Task
From the entries that follow, work out how many lines contain "leaf". Write the number only.

BEGIN Source material

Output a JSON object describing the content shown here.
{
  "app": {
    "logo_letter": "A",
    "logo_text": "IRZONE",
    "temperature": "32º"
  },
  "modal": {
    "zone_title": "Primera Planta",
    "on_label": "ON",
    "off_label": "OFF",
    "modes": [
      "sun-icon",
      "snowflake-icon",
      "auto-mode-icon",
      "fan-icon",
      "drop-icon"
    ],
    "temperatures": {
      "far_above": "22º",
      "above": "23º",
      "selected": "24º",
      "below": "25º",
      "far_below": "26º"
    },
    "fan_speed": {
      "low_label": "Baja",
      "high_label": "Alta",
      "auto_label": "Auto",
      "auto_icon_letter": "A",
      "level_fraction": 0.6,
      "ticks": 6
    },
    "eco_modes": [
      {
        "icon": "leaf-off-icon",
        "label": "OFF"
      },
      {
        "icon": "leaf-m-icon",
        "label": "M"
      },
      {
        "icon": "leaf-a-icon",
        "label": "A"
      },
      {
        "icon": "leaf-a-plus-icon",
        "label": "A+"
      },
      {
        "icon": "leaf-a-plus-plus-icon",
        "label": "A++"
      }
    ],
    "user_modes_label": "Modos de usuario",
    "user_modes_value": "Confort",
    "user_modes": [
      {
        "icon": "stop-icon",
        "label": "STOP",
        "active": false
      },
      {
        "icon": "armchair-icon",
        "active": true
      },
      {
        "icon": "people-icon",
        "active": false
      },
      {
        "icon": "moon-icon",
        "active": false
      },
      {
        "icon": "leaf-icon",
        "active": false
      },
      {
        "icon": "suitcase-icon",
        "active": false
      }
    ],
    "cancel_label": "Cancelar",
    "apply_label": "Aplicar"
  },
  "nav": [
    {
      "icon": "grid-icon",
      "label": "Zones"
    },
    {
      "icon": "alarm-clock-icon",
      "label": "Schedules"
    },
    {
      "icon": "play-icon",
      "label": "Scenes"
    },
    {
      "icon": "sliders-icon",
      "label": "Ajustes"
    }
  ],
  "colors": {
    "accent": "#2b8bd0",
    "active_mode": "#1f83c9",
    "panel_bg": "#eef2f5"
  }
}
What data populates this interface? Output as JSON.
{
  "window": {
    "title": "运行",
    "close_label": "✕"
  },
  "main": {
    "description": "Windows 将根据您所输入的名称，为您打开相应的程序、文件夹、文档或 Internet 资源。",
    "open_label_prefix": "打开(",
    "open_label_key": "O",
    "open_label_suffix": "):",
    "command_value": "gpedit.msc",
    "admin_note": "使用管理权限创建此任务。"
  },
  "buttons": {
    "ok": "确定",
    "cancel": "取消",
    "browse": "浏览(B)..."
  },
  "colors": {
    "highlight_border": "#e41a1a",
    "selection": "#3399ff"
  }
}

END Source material

Task output
6